The Trans-Pacific Partnership (TPP), a proposed free trade agreement (FTA) involving Australia, Brunei, Canada, Chile, Japan, Malaysia, Mexico, New Zealand, Peru, Singapore, the US, and Vietnam, is creating both anticipation and anxiety among its members and other third parties. The TPP began as an expansion of the Trans-Pacific Strategic Economic Partnership Agreement between Brunei, Chile, Singapore, and New Zealand, but since 2008, and other eight countries have joined the negotiations while several others have shown interest in incorporating. To join negotiations, prospective members must prove to be committed to the goals of the treaty and must be approved by a consensus of the current members. Mexico was invited to participate on June 18th 2012, during the G20 in Los Cabos. While negotiations were meant to finish in 2012, this treaty is still being discussed to this date due to the sensitive nature of some of its clauses. One of the reasons for this controversy is the fact that, unlike several other trade agreements, the negotiations for the TPP have been performed behind closed doors thus the public only has minimal information available. As negotiations have extended beyond expectations, several members are introducing strategies to streamline the process. For example, US President Barack Obama has put TPP on the US Senate Fast Track which will allow for a faster resolution, be it approval or rejection. A concern of this move is that it does not allow for the revision and modification of individual policies within the TPP.
The TPP envisions eliminating tariff and nontariff barriers to trade and harmonizing trade agreements among members. Many believe it to be a mayor opportunity for Mexico. Luis Roberto Abreu, president of the National Association of Mexican Importers and Exporters (ANIERM), praised the potential of the TPP to open new markets, mainly with Australia, Brunei, Malasia, New Zealand, Singapore, and Vietnam, with which Mexico has no current FTAs and few exports. The TPP also aims to strengthen patents and the exclusivity of medical data, which prevents regulatory agencies from registering generic versions of drugs for a determinate number of years. Mexico is currently part of the North American Free Trade Agreement (NAFTA) and the Agreement on Trade-Related Aspects of Intellectual Property Rights (TRIPS), both of which enforce exclusivity of medical data and protect it from unauthorized replication for five years but they are not strongly enforced. The TPP aims to strengthen current patent law and its enforcement by adding additional intellectual property (IP) protection mechanisms, including patent linkage, extensions on patent life or compensations due to regulatory delays, and data package exclusivity for new compounds. Also,

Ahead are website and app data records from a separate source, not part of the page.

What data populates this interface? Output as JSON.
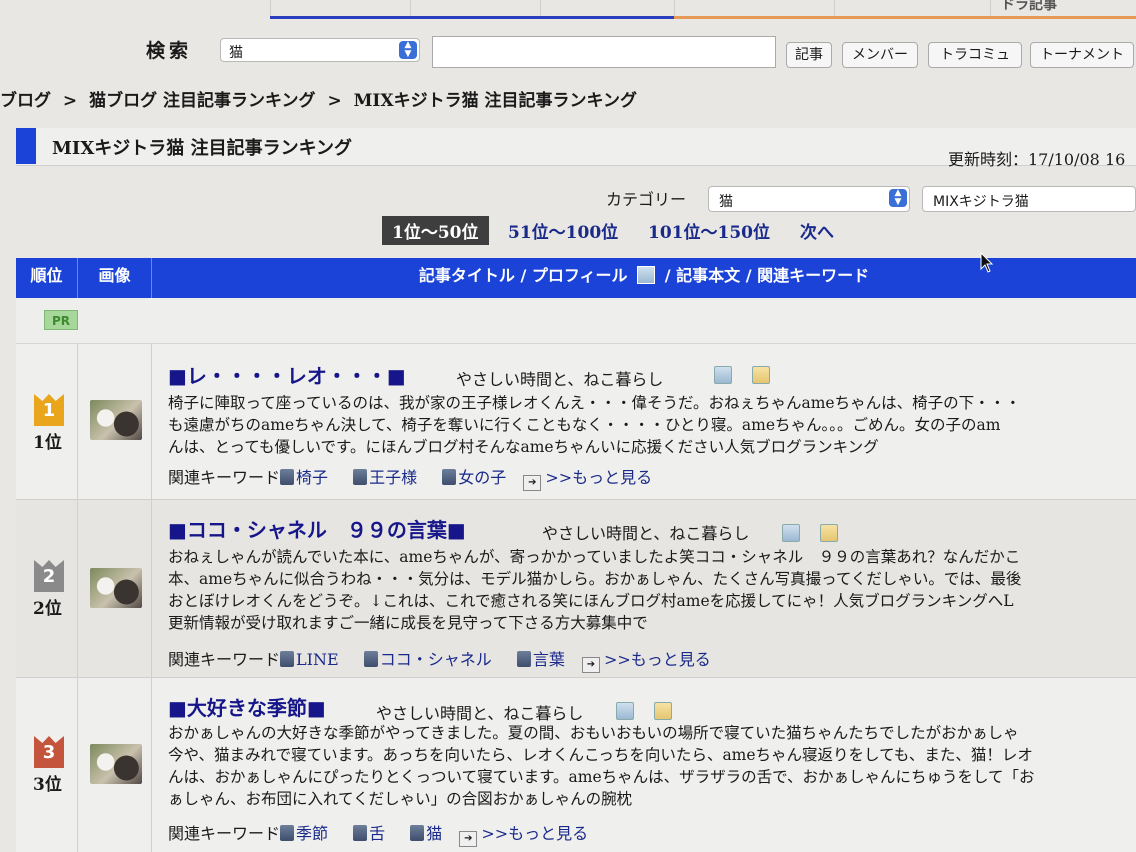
{
  "top_tabs": [
    "",
    "",
    "",
    "",
    "",
    "ドラ記事"
  ],
  "search": {
    "label": "検索",
    "select_value": "猫",
    "input_value": "",
    "buttons": [
      "記事",
      "メンバー",
      "トラコミュ",
      "トーナメント"
    ]
  },
  "breadcrumb": [
    "ブログ",
    ">",
    "猫ブログ 注目記事ランキング",
    ">",
    "MIXキジトラ猫 注目記事ランキング"
  ],
  "section": {
    "title": "MIXキジトラ猫 注目記事ランキング",
    "updated": "更新時刻：17/10/08 16"
  },
  "category": {
    "label": "カテゴリー",
    "primary": "猫",
    "secondary": "MIXキジトラ猫"
  },
  "pager": {
    "current": "1位〜50位",
    "items": [
      "51位〜100位",
      "101位〜150位",
      "次へ"
    ]
  },
  "table": {
    "headers": [
      "順位",
      "画像",
      "記事タイトル / プロフィール",
      "/ 記事本文 / 関連キーワード"
    ],
    "pr_label": "PR"
  },
  "colors": {
    "accent": "#1b43d8",
    "gold": "#e9a51c",
    "silver": "#8a8a8a",
    "bronze": "#c4553c"
  },
  "rows": [
    {
      "medal": "1",
      "rank": "1位",
      "title": "■レ・・・・レオ・・・■",
      "blog": "やさしい時間と、ねこ暮らし",
      "excerpt": [
        "椅子に陣取って座っているのは、我が家の王子様レオくんえ・・・偉そうだ。おねぇちゃんameちゃんは、椅子の下・・・",
        "も遠慮がちのameちゃん決して、椅子を奪いに行くこともなく・・・・ひとり寝。ameちゃん。。。ごめん。女の子のam",
        "んは、とっても優しいです。にほんブログ村そんなameちゃんいに応援ください人気ブログランキング"
      ],
      "kw_label": "関連キーワード",
      "keywords": [
        "椅子",
        "王子様",
        "女の子"
      ],
      "more": ">>もっと見る"
    },
    {
      "medal": "2",
      "rank": "2位",
      "title": "■ココ・シャネル　９９の言葉■",
      "blog": "やさしい時間と、ねこ暮らし",
      "excerpt": [
        "おねぇしゃんが読んでいた本に、ameちゃんが、寄っかかっていましたよ笑ココ・シャネル　９９の言葉あれ？なんだかこ",
        "本、ameちゃんに似合うわね・・・気分は、モデル猫かしら。おかぁしゃん、たくさん写真撮ってくだしゃい。では、最後",
        "おとぼけレオくんをどうぞ。↓これは、これで癒される笑にほんブログ村ameを応援してにゃ！人気ブログランキングへL",
        "更新情報が受け取れますご一緒に成長を見守って下さる方大募集中で"
      ],
      "kw_label": "関連キーワード",
      "keywords": [
        "LINE",
        "ココ・シャネル",
        "言葉"
      ],
      "more": ">>もっと見る"
    },
    {
      "medal": "3",
      "rank": "3位",
      "title": "■大好きな季節■",
      "blog": "やさしい時間と、ねこ暮らし",
      "excerpt": [
        "おかぁしゃんの大好きな季節がやってきました。夏の間、おもいおもいの場所で寝ていた猫ちゃんたちでしたがおかぁしゃ",
        "今や、猫まみれで寝ています。あっちを向いたら、レオくんこっちを向いたら、ameちゃん寝返りをしても、また、猫！レオ",
        "んは、おかぁしゃんにぴったりとくっついて寝ています。ameちゃんは、ザラザラの舌で、おかぁしゃんにちゅうをして「お",
        "ぁしゃん、お布団に入れてくだしゃい」の合図おかぁしゃんの腕枕"
      ],
      "kw_label": "関連キーワード",
      "keywords": [
        "季節",
        "舌",
        "猫"
      ],
      "more": ">>もっと見る"
    }
  ]
}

the US is currently promoting a 12 year data-exclusivity on biotechnological drugs. Some parties, including Partner at Olivares Alejandro Luna Fandiño, believe that this treaty will allow for the growth of the Mexican Life Sciences industry. Since the TPP promises strong IP protection, it can stimulate local R&D and the introduction of innovative medicines into the country by international companies.
On the other hand, the TPP raises several controversial points as its regulations also influence local economic activities including government purchases and IP protection. Another concern is that, by stimulating trade among its members, countries that currently trade with Mexico may shift their trade to other members of the TPP thus reducing Mexico’s exports. The TPP is raising strong concerns on healthcare, as its application could potentially impact many health policies especially in developing countries. One of those policies relates to the patent of pharmaceuticals. Dr. Suerie Moon, Research Director and Co-Chair of the Forum on Global Governance for Health, recently spoke on Vector Pharma 2015 on the potential dangers this treaty could bring to developing economies, especially in the matter of health. This fear is shared by other groups including Doctors Without Borders and Oxfam International. Current World Trade Organization (WTO) regulations state that patents last for 20 years, but new regulations introduced by the TPP such patent linkage and data-exclusivity could potentially expand this timeframe, placing a great burden on the manufacture of generic and biosimilar medications. These measures would negatively affect Mexican manufacturers of those medications, which would have to either remove products from the market or delay their introduction. Patients in developing countries would also be heavily affected by these measures, since generics can represent up to a 90% cost reduction in comparison to a patented medicine. Therefore, patients in developing countries depend on these reduced prices for acquiring life-saving medications and their disappearance from the market can have catastrophic effects on their lives. Another considerable effect would be “investor-state dispute settlements” which will allow private companies to sue member countries for damages if they estimate that future profits may be affected.
With no final date (formal or informal) for negotiations in sight, the TPP is still undergoing alterations and many topics are still on the table. Many groups are still concerned about the implications of the TPP for developing and developed economies but there is still room for negotiation on several of its points, thus there is still time for all sides to discuss controversial topics and generate agreements that will be beneficial for all parties.